Items from an interface collection:
——
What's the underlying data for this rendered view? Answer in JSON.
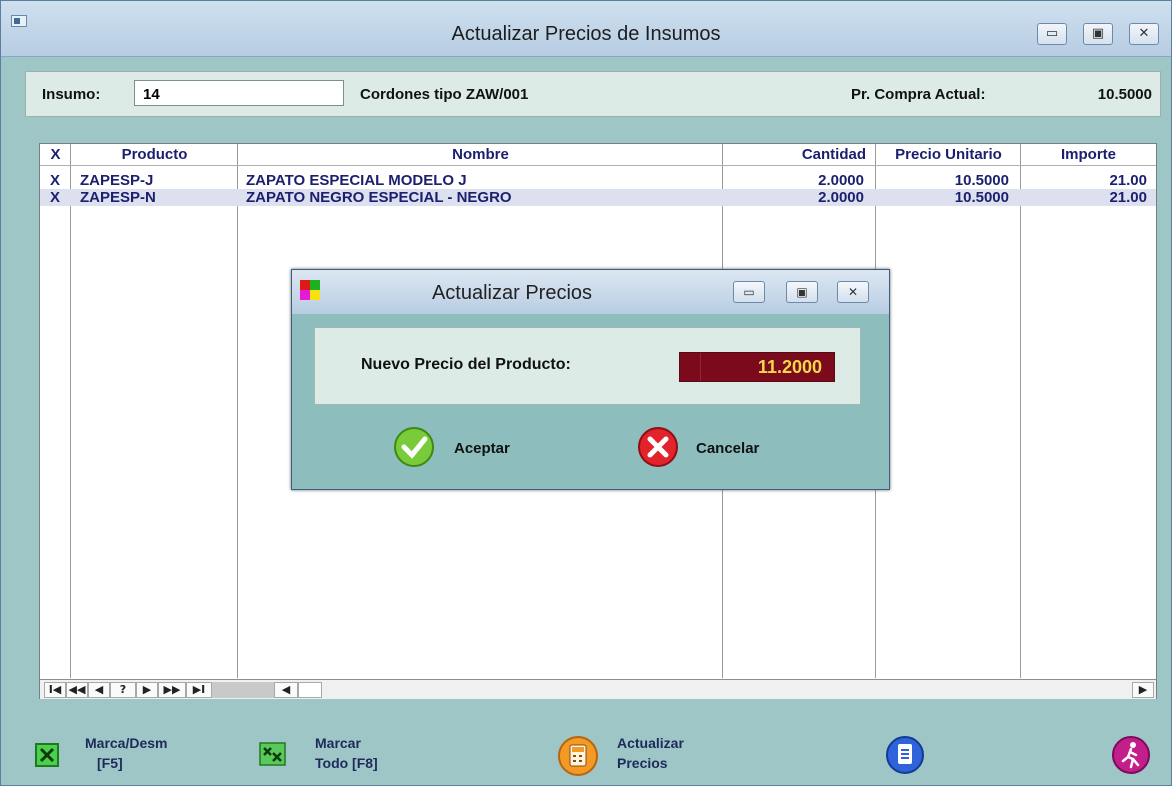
{
  "window": {
    "title": "Actualizar Precios de Insumos",
    "controls": {
      "minimize": "▭",
      "maximize": "▣",
      "close": "✕"
    }
  },
  "insumo": {
    "label": "Insumo:",
    "value": "14",
    "description": "Cordones tipo ZAW/001",
    "price_label": "Pr. Compra Actual:",
    "price_value": "10.5000"
  },
  "table": {
    "headers": [
      "X",
      "Producto",
      "Nombre",
      "Cantidad",
      "Precio Unitario",
      "Importe"
    ],
    "rows": [
      {
        "x": "X",
        "producto": "ZAPESP-J",
        "nombre": "ZAPATO ESPECIAL MODELO J",
        "cantidad": "2.0000",
        "precio": "10.5000",
        "importe": "21.00"
      },
      {
        "x": "X",
        "producto": "ZAPESP-N",
        "nombre": "ZAPATO NEGRO ESPECIAL - NEGRO",
        "cantidad": "2.0000",
        "precio": "10.5000",
        "importe": "21.00"
      }
    ],
    "nav": {
      "first": "I◀",
      "prev_page": "◀◀",
      "prev": "◀",
      "find": "?",
      "next": "▶",
      "next_page": "▶▶",
      "last": "▶I",
      "scroll_left": "◀",
      "scroll_right": "▶"
    }
  },
  "toolbar": {
    "marca_desm": {
      "line1": "Marca/Desm",
      "line2": "[F5]"
    },
    "marcar_todo": {
      "line1": "Marcar",
      "line2": "Todo [F8]"
    },
    "actualizar": {
      "line1": "Actualizar",
      "line2": "Precios"
    }
  },
  "dialog": {
    "title": "Actualizar Precios",
    "label": "Nuevo Precio del Producto:",
    "value": "11.2000",
    "accept": "Aceptar",
    "cancel": "Cancelar"
  },
  "colors": {
    "accent_row": "#dde0ef",
    "price_box": "#7a0a1c",
    "price_text": "#f5d84a"
  }
}
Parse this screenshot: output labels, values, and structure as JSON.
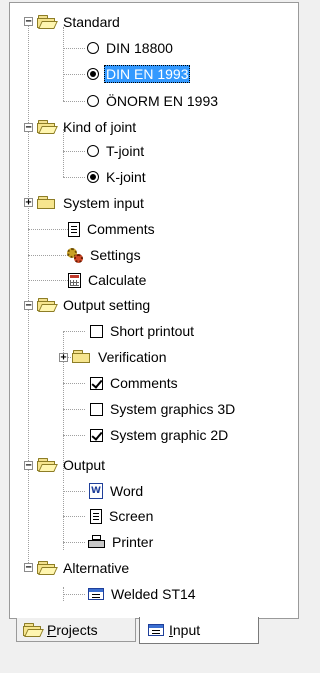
{
  "tree": {
    "standard": {
      "label": "Standard",
      "options": [
        "DIN 18800",
        "DIN EN 1993",
        "ÖNORM EN 1993"
      ],
      "selected": "DIN EN 1993"
    },
    "kind_of_joint": {
      "label": "Kind of joint",
      "options": [
        "T-joint",
        "K-joint"
      ],
      "selected": "K-joint"
    },
    "system_input": {
      "label": "System input"
    },
    "comments": {
      "label": "Comments"
    },
    "settings": {
      "label": "Settings"
    },
    "calculate": {
      "label": "Calculate"
    },
    "output_setting": {
      "label": "Output setting",
      "short_printout": {
        "label": "Short printout",
        "checked": false
      },
      "verification": {
        "label": "Verification"
      },
      "comments": {
        "label": "Comments",
        "checked": true
      },
      "system_graphics_3d": {
        "label": "System graphics 3D",
        "checked": false
      },
      "system_graphic_2d": {
        "label": "System graphic 2D",
        "checked": true
      }
    },
    "output": {
      "label": "Output",
      "word": "Word",
      "screen": "Screen",
      "printer": "Printer"
    },
    "alternative": {
      "label": "Alternative",
      "welded": "Welded ST14"
    }
  },
  "tabs": {
    "projects_first": "P",
    "projects_rest": "rojects",
    "input_first": "I",
    "input_rest": "nput",
    "active": "Input"
  }
}
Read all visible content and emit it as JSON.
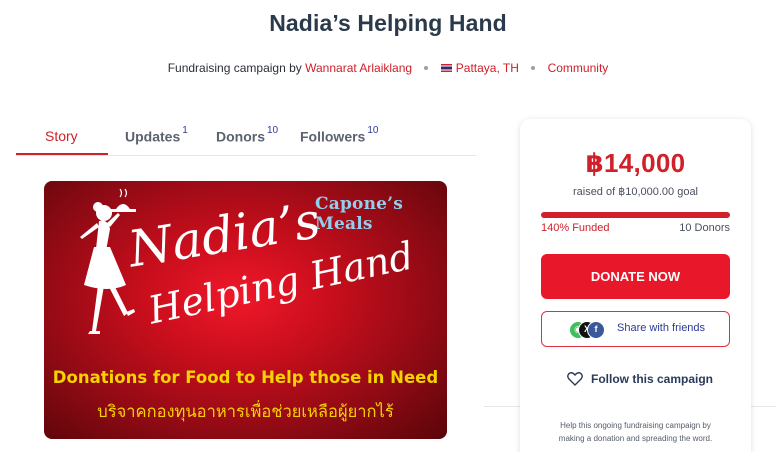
{
  "header": {
    "title": "Nadia’s Helping Hand",
    "meta_prefix": "Fundraising campaign by",
    "organizer": "Wannarat Arlaiklang",
    "location": "Pattaya, TH",
    "category": "Community",
    "location_flag_icon": "thailand-flag-icon"
  },
  "tabs": [
    {
      "label": "Story",
      "count": ""
    },
    {
      "label": "Updates",
      "count": "1"
    },
    {
      "label": "Donors",
      "count": "10"
    },
    {
      "label": "Followers",
      "count": "10"
    }
  ],
  "banner": {
    "tagline": "Capone’s Meals",
    "script_line1": "Nadia’s",
    "script_line2": "Helping Hand",
    "caption_en": "Donations for Food to Help those in Need",
    "caption_th": "บริจาคกองทุนอาหารเพื่อช่วยเหลือผู้ยากไร้"
  },
  "donation_panel": {
    "raised": "฿14,000",
    "goal_text": "raised of ฿10,000.00 goal",
    "progress_fraction": 1.0,
    "funded_text": "140% Funded",
    "donors_text": "10 Donors",
    "donate_label": "DONATE NOW",
    "share_label": "Share with friends",
    "share_icons": [
      "whatsapp-icon",
      "x-icon",
      "facebook-icon"
    ],
    "follow_label": "Follow this campaign",
    "follow_icon": "heart-icon",
    "footnote": "Help this ongoing fundraising campaign by making a donation and spreading the word."
  },
  "colors": {
    "accent": "#d0202a",
    "donate_button": "#e8172a",
    "title": "#2b3a4a",
    "link_blue": "#2b3a9a"
  }
}
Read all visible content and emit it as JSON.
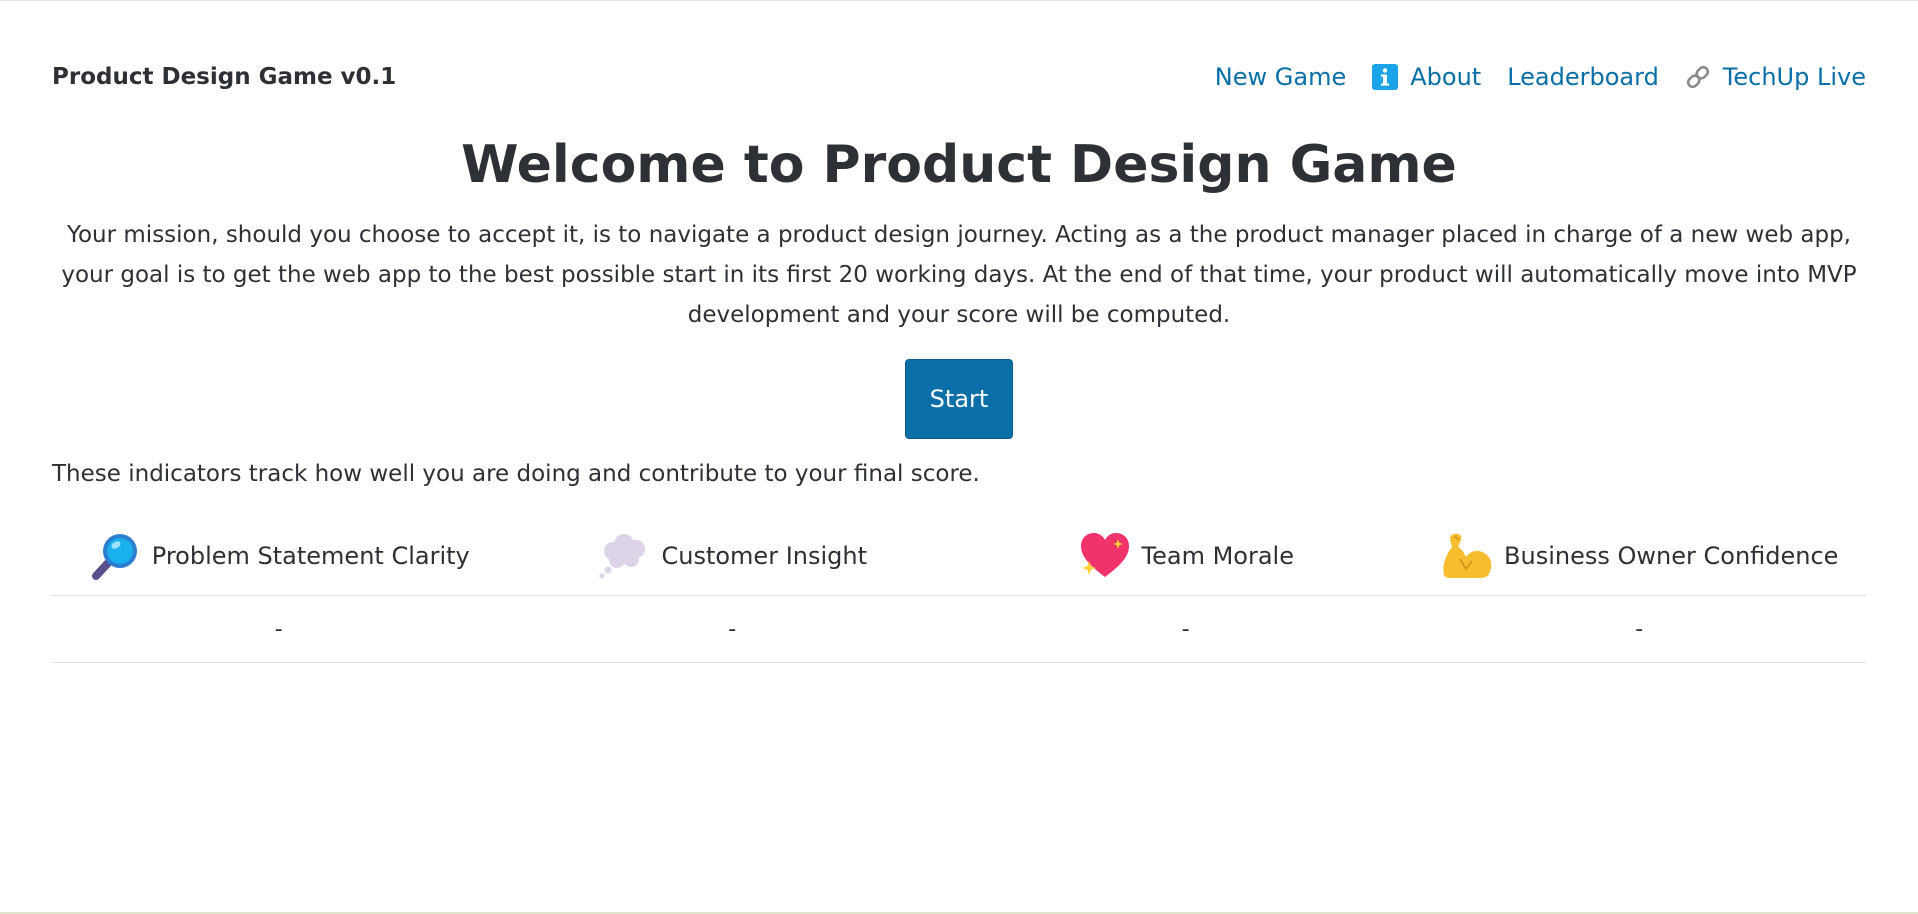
{
  "navbar": {
    "brand": "Product Design Game v0.1",
    "links": [
      {
        "label": "New Game",
        "icon": null
      },
      {
        "label": "About",
        "icon": "info-icon"
      },
      {
        "label": "Leaderboard",
        "icon": null
      },
      {
        "label": "TechUp Live",
        "icon": "link-icon"
      }
    ]
  },
  "main": {
    "title": "Welcome to Product Design Game",
    "mission": "Your mission, should you choose to accept it, is to navigate a product design journey. Acting as a the product manager placed in charge of a new web app, your goal is to get the web app to the best possible start in its first 20 working days. At the end of that time, your product will automatically move into MVP development and your score will be computed.",
    "start_label": "Start",
    "indicators_note": "These indicators track how well you are doing and contribute to your final score."
  },
  "indicators": {
    "headers": [
      {
        "label": "Problem Statement Clarity",
        "icon": "magnifying-glass-icon"
      },
      {
        "label": "Customer Insight",
        "icon": "thought-bubble-icon"
      },
      {
        "label": "Team Morale",
        "icon": "sparkling-heart-icon"
      },
      {
        "label": "Business Owner Confidence",
        "icon": "flexed-biceps-icon"
      }
    ],
    "values": [
      "-",
      "-",
      "-",
      "-"
    ]
  },
  "colors": {
    "link": "#0a6fa8",
    "button": "#0a6fa8",
    "text": "#2d3034",
    "info_icon": "#1aa3e8"
  }
}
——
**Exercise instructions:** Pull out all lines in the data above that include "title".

**Response for this exercise:**
    "title": "Actualizar Precios de Insumos",
    "title": "Actualizar Precios",
    "title": "Nadia’s Helping Hand",
    "title": "#2b3a4a",
    "title": "Welcome to Product Design Game",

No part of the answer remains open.